If clients want to be a castaway, this is their island! Cayo Costa State Park is popular with day visitors for its snorkeling and fishing opportunities. Heartier souls can enjoy the primitive overnight camping in the 12 small cabins or 18 tent campsites. No electricity. Close to nature. Beautiful. The island is accessible only by private boat or passenger ferry. The beach was named among the world’s best hidden beaches.
Don’t miss: Shelling at the south end of the island. It is worth getting up at dawn to have the first pick of seashells.
A hidden paradise located on a unique 100-acre island reminiscent of days gone by. Built by playwright and mystery author Mary Roberts Rinehart in 1938 on a Calusa Indian shell mound 38 feet above sea level, the original inn and restaurant features the famous dollar bill bar and cheeseburgers in paradise. The restaurant walls, beams and ceilings are plastered with dollar bills, a tradition that began in 1941 when a fisherman signed and taped his last dollar to the wall. When he returned, he would have money to buy a beer. Visitors continue the tradition today.
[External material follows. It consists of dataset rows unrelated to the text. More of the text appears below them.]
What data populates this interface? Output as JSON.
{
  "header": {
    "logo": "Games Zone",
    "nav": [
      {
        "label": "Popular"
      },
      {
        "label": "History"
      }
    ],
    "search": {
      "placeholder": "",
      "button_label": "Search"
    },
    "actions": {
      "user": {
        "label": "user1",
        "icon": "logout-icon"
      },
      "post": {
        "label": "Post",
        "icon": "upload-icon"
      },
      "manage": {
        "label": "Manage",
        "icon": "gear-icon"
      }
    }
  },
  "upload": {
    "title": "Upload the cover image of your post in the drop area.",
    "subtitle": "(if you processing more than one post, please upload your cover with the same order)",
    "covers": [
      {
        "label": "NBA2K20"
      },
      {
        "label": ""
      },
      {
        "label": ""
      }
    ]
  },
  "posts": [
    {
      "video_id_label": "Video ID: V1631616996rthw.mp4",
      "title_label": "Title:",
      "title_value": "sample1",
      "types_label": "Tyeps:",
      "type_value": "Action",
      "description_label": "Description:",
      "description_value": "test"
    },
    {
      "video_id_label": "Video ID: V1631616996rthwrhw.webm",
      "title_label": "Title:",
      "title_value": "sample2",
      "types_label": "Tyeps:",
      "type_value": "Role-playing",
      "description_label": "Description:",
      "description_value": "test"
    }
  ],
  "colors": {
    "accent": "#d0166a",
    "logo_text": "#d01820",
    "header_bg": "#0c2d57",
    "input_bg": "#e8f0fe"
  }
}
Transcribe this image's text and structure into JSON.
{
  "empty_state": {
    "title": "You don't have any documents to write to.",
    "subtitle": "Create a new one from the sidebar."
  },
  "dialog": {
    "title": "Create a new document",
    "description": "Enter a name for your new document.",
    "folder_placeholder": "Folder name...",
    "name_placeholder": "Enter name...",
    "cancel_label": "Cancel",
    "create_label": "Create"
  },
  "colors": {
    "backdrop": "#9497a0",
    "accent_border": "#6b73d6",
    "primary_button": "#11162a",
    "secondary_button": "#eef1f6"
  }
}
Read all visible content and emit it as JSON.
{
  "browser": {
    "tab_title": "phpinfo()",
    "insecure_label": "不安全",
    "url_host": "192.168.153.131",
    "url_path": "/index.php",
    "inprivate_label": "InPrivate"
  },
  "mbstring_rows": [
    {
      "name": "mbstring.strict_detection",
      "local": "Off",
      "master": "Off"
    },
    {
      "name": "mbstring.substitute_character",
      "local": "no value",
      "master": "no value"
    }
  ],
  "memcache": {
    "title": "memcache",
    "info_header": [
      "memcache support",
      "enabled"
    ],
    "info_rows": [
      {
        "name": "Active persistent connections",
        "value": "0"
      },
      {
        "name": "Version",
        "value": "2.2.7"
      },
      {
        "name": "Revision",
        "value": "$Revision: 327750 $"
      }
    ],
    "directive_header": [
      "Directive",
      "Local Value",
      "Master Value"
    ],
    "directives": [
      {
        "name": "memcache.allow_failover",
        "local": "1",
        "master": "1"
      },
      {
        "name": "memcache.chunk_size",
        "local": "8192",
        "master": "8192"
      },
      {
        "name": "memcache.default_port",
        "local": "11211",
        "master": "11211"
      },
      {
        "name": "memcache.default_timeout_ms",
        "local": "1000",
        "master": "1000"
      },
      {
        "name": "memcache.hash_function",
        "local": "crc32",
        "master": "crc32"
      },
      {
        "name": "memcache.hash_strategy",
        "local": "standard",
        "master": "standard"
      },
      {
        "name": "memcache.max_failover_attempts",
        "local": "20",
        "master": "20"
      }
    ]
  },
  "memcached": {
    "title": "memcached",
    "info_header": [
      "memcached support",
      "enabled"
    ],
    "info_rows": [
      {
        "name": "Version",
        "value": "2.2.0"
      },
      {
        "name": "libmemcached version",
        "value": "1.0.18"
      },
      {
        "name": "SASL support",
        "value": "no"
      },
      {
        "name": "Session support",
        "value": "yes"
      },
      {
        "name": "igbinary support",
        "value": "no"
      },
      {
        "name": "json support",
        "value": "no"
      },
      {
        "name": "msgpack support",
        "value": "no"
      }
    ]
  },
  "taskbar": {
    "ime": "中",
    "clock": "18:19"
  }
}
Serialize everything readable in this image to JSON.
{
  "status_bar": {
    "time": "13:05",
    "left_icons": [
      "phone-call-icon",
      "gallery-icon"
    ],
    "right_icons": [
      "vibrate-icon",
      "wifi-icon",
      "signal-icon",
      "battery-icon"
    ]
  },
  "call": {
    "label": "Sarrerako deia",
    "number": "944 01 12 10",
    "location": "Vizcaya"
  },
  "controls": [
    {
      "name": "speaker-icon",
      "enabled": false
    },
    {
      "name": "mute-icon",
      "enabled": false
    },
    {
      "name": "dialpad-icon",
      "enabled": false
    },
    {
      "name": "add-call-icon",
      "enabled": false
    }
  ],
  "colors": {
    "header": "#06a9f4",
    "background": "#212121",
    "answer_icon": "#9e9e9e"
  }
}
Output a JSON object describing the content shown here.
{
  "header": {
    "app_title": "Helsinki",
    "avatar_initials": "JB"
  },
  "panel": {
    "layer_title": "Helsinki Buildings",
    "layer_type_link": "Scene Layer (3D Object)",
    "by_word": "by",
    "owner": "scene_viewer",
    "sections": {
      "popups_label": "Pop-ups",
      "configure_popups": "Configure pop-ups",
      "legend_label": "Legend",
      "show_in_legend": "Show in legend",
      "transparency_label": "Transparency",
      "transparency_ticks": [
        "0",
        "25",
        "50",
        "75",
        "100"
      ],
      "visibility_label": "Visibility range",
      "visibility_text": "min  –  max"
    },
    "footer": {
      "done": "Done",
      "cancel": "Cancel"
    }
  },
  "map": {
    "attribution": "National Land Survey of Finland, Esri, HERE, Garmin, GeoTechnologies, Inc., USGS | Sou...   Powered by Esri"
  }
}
Don’t miss: Boaters love to stop in for a cheeseburger at Cabbage Key.
No boat? No problem!
Adventures in Paradise offers daily cruises, canoe and kayak tours, shelling and sea life encounters, dolphin watch cruises and sunset champagne cruises.
Captiva Cruises offers trips from McCarthy’s Marina on Captiva Island. Clients can enjoy shelling, sightseeing and lunch tours at the outer islands and Cabbage Key.
Island hop along the Great Calusa Blueway
Kayaking the barrier islands is a very popular way to see the area and its wildlife. The Great Calusa Blueway Paddling Trail has launch sites and landings around the 190-mile marked trail as well as easy access to rental kayaks and canoes. One of Southwest Florida’s most acclaimed nature-based attractions, the Blueway and the Fort Myers/Sanibel Island area has been recognized as one of the best kayaking destinations in North America.
Put-in sites are designated along the trail, as are other amenities such as campsites, restaurants, marinas and cultural and historic sites of the Calusa Indians, for whom the trail is named. Paddlers enjoy the lush, green, Old-Florida dimension of the Blueway, complete with moss-draped oaks along shores dotted with expansive preserve land. On the trail, novice to experienced paddlers can get up close with outstanding flora and fauna while exploring back bays, aquatic preserves, wildlife refuges, creeks, bayous, rivers, and mangrove forests. Many of the trails follow the course charted some 2,000 years ago by the area’s earliest residents, the Calusa Indians.
For more information, visit www.fortmyers-sanibel.com